Oops! I typed out this fairly long post and when I went to submit it I found the topic had been locked. I really don't want to waste this entire post and since it is really on a different topic entirely although using the post in question as an example I hope Richard will allow me to start a new topic. Again, I am only interested in this from a direct mail marketing matter, nothing else.
It refers to the interminable Erdnase thread and particularly the last post by Sworn Lip(s). It is indeed a very long post but it does give me an opportunity to get some feedback on something I have always wondered about. I haven't the slightest interest in Erdnase except for a mild curiosity over the matter. However, I am very interested in the art of direct mail and I do a lot of it. It seems to be an art in itself.
There are two schools of thought on the matter. One is that short letters are the way to go since long letters will not be read. However, there is an opposing school of thought that says that although it is true that most people will not read the long letters the people who are the best prospects, in other words the people who are REALLY interested in the subject will read the letter no matter how long it is.

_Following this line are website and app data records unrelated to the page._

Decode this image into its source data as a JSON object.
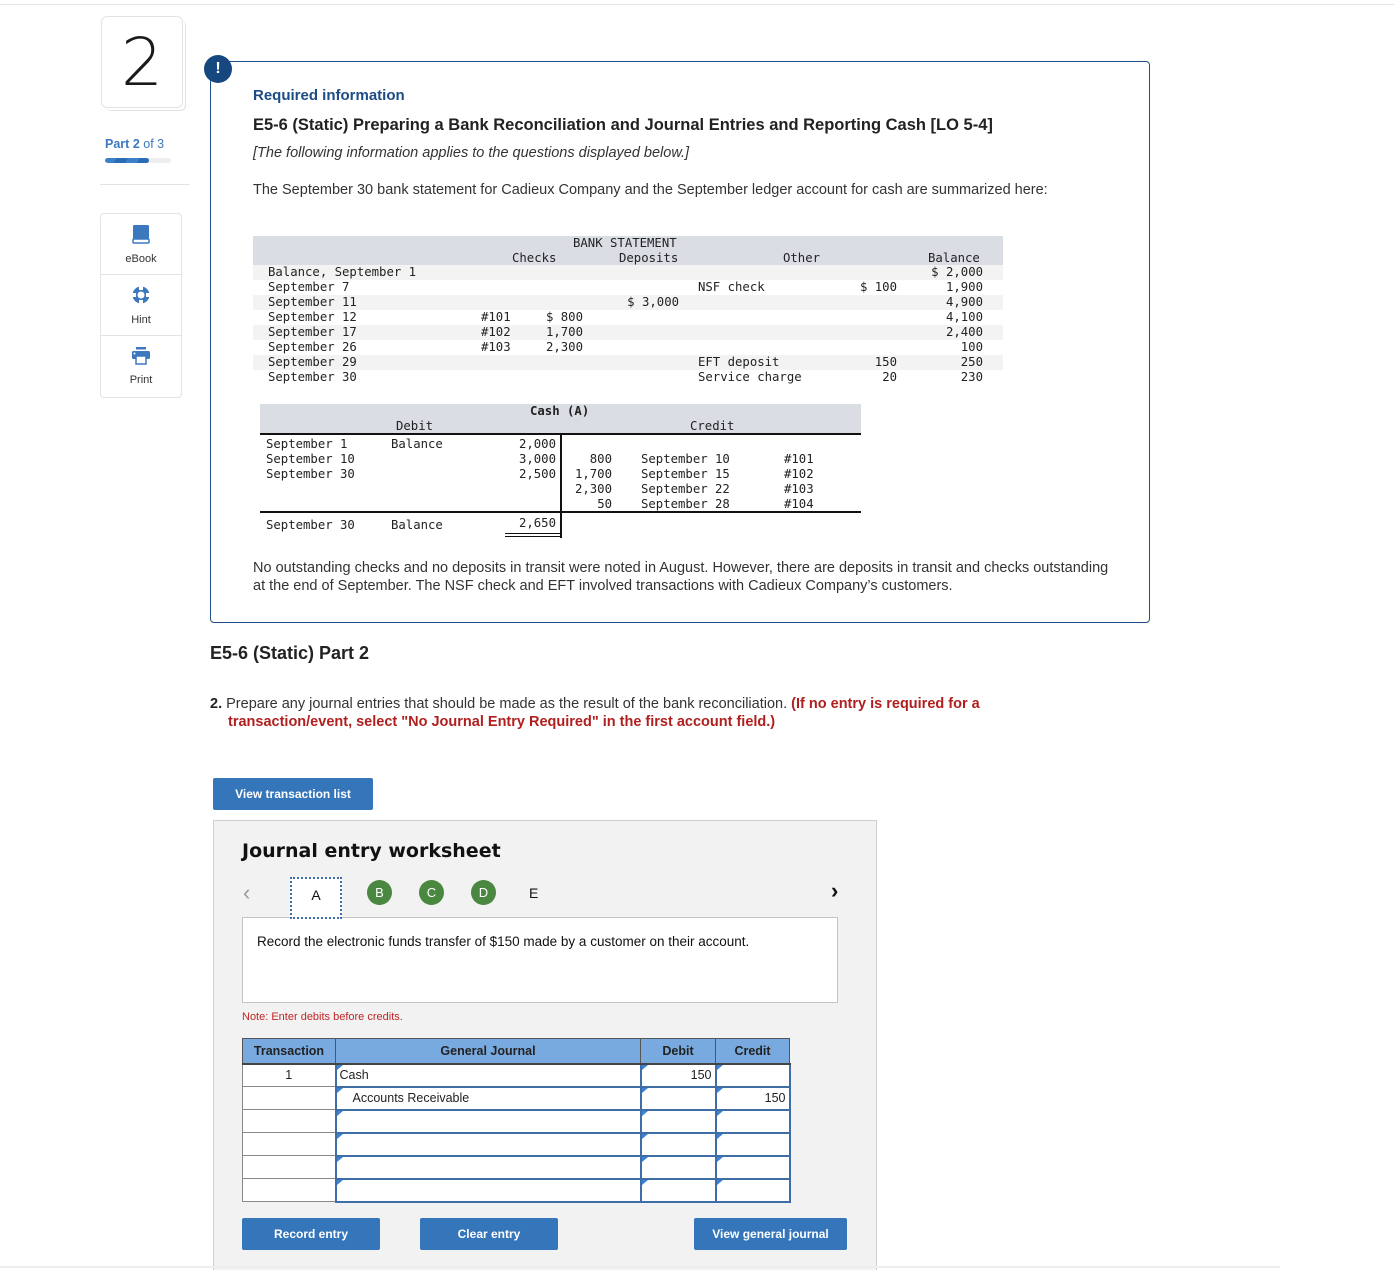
{
  "rail": {
    "question_number": "2",
    "part_label_prefix": "Part",
    "part_current": "2",
    "part_suffix": "of 3",
    "part_progress_fraction": 0.667,
    "tools": [
      {
        "label": "eBook",
        "icon": "book-icon"
      },
      {
        "label": "Hint",
        "icon": "lifebuoy-icon"
      },
      {
        "label": "Print",
        "icon": "printer-icon"
      }
    ]
  },
  "info": {
    "alert_symbol": "!",
    "required_label": "Required information",
    "title": "E5-6 (Static) Preparing a Bank Reconciliation and Journal Entries and Reporting Cash [LO 5-4]",
    "subtitle": "[The following information applies to the questions displayed below.]",
    "intro": "The September 30 bank statement for Cadieux Company and the September ledger account for cash are summarized here:",
    "note": "No outstanding checks and no deposits in transit were noted in August. However, there are deposits in transit and checks outstanding at the end of September. The NSF check and EFT involved transactions with Cadieux Company’s customers."
  },
  "bank_statement": {
    "title": "BANK STATEMENT",
    "headers": {
      "checks": "Checks",
      "deposits": "Deposits",
      "other": "Other",
      "balance": "Balance"
    },
    "rows": [
      {
        "date": "Balance, September 1",
        "check_no": "",
        "check_amt": "",
        "deposit": "",
        "other_desc": "",
        "other_amt": "",
        "balance": "$ 2,000"
      },
      {
        "date": "September 7",
        "check_no": "",
        "check_amt": "",
        "deposit": "",
        "other_desc": "NSF check",
        "other_amt": "$ 100",
        "balance": "1,900"
      },
      {
        "date": "September 11",
        "check_no": "",
        "check_amt": "",
        "deposit": "$ 3,000",
        "other_desc": "",
        "other_amt": "",
        "balance": "4,900"
      },
      {
        "date": "September 12",
        "check_no": "#101",
        "check_amt": "$ 800",
        "deposit": "",
        "other_desc": "",
        "other_amt": "",
        "balance": "4,100"
      },
      {
        "date": "September 17",
        "check_no": "#102",
        "check_amt": "1,700",
        "deposit": "",
        "other_desc": "",
        "other_amt": "",
        "balance": "2,400"
      },
      {
        "date": "September 26",
        "check_no": "#103",
        "check_amt": "2,300",
        "deposit": "",
        "other_desc": "",
        "other_amt": "",
        "balance": "100"
      },
      {
        "date": "September 29",
        "check_no": "",
        "check_amt": "",
        "deposit": "",
        "other_desc": "EFT deposit",
        "other_amt": "150",
        "balance": "250"
      },
      {
        "date": "September 30",
        "check_no": "",
        "check_amt": "",
        "deposit": "",
        "other_desc": "Service charge",
        "other_amt": "20",
        "balance": "230"
      }
    ]
  },
  "cash_account": {
    "title": "Cash (A)",
    "debit_label": "Debit",
    "credit_label": "Credit",
    "debits": [
      {
        "date": "September 1",
        "desc": "Balance",
        "amount": "2,000"
      },
      {
        "date": "September 10",
        "desc": "",
        "amount": "3,000"
      },
      {
        "date": "September 30",
        "desc": "",
        "amount": "2,500"
      }
    ],
    "credits": [
      {
        "amount": "800",
        "date": "September 10",
        "ref": "#101"
      },
      {
        "amount": "1,700",
        "date": "September 15",
        "ref": "#102"
      },
      {
        "amount": "2,300",
        "date": "September 22",
        "ref": "#103"
      },
      {
        "amount": "50",
        "date": "September 28",
        "ref": "#104"
      }
    ],
    "ending": {
      "date": "September 30",
      "desc": "Balance",
      "amount": "2,650"
    }
  },
  "part2": {
    "title": "E5-6 (Static) Part 2",
    "question_number": "2.",
    "question_text": "Prepare any journal entries that should be made as the result of the bank reconciliation.",
    "question_instruction": "(If no entry is required for a transaction/event, select \"No Journal Entry Required\" in the first account field.)",
    "view_transaction_list": "View transaction list"
  },
  "worksheet": {
    "title": "Journal entry worksheet",
    "tabs": [
      {
        "label": "A",
        "state": "active"
      },
      {
        "label": "B",
        "state": "completed"
      },
      {
        "label": "C",
        "state": "completed"
      },
      {
        "label": "D",
        "state": "completed"
      },
      {
        "label": "E",
        "state": "pending"
      }
    ],
    "description": "Record the electronic funds transfer of $150 made by a customer on their account.",
    "note": "Note: Enter debits before credits.",
    "columns": [
      "Transaction",
      "General Journal",
      "Debit",
      "Credit"
    ],
    "rows": [
      {
        "transaction": "1",
        "account": "Cash",
        "indent": false,
        "debit": "150",
        "credit": ""
      },
      {
        "transaction": "",
        "account": "Accounts Receivable",
        "indent": true,
        "debit": "",
        "credit": "150"
      },
      {
        "transaction": "",
        "account": "",
        "indent": false,
        "debit": "",
        "credit": ""
      },
      {
        "transaction": "",
        "account": "",
        "indent": false,
        "debit": "",
        "credit": ""
      },
      {
        "transaction": "",
        "account": "",
        "indent": false,
        "debit": "",
        "credit": ""
      },
      {
        "transaction": "",
        "account": "",
        "indent": false,
        "debit": "",
        "credit": ""
      }
    ],
    "buttons": {
      "record": "Record entry",
      "clear": "Clear entry",
      "view_journal": "View general journal"
    }
  },
  "colors": {
    "brand_blue": "#3575b9",
    "info_border": "#1f4f86",
    "completed_tab": "#4a8740",
    "instruction_red": "#b01e1e",
    "journal_header": "#78a9df"
  }
}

Now I know that there are many people on this forum who ARE interested in Erdnase so that gives me a great opportunity to find out who actually has read the above post by sworn lip(s). Or in fact any of his long posts. I am not interested in Erdnase so I personally haven't read it. But I AM interested to see who has read it or will read it from beginning to end. I am doing this not because I am interested in the topic but I would like to see if the theory that those who are interested in a subject will take the time to read the whole thing.

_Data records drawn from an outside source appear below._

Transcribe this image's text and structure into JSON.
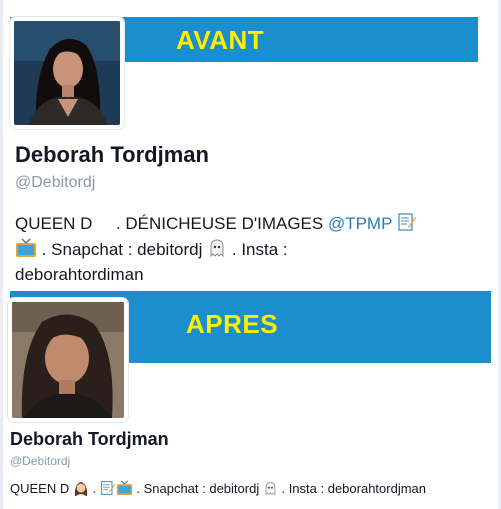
{
  "before": {
    "banner_label": "AVANT",
    "profile": {
      "name": "Deborah Tordjman",
      "handle": "@Debitordj",
      "bio_queen": "QUEEN D",
      "bio_role": ". DÉNICHEUSE D'IMAGES",
      "bio_link": "@TPMP",
      "bio_snapchat": ". Snapchat : debitordj",
      "bio_insta_label": ". Insta :",
      "bio_insta_handle": "deborahtordiman"
    }
  },
  "after": {
    "banner_label": "APRES",
    "profile": {
      "name": "Deborah Tordjman",
      "handle": "@Debitordj",
      "bio_queen": "QUEEN D",
      "bio_dot": ".",
      "bio_snapchat": ". Snapchat : debitordj",
      "bio_insta": ". Insta : deborahtordjman"
    }
  },
  "colors": {
    "banner": "#1b8ecd",
    "banner_text": "#ffee00",
    "link": "#2b7bb9",
    "handle": "#8899a6"
  },
  "icons": [
    "memo-icon",
    "tv-icon",
    "ghost-icon",
    "woman-icon"
  ]
}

Again I reiterate that I am doing this from an interest in marketing rather than an interest in Erdnase whom I don't give a stuff about. So my question is:
Who has read the last long post from Sworn Lips or intends to do so?

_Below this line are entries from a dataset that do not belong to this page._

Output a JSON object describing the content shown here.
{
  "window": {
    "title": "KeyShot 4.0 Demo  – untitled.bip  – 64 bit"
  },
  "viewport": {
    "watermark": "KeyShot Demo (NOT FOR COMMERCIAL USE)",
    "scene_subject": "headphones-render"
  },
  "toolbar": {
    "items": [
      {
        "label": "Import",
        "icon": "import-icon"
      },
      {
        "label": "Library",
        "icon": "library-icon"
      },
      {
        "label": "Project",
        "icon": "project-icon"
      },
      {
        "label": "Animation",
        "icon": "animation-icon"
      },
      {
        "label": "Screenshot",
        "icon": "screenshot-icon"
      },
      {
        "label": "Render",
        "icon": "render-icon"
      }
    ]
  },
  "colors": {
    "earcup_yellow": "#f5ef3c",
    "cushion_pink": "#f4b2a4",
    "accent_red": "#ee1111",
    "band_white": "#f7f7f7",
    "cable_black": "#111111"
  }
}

Again, I do not want to talk about Erdnase. I merely want to gauge people's patience in reading long messages in a subject that they are actually interested in.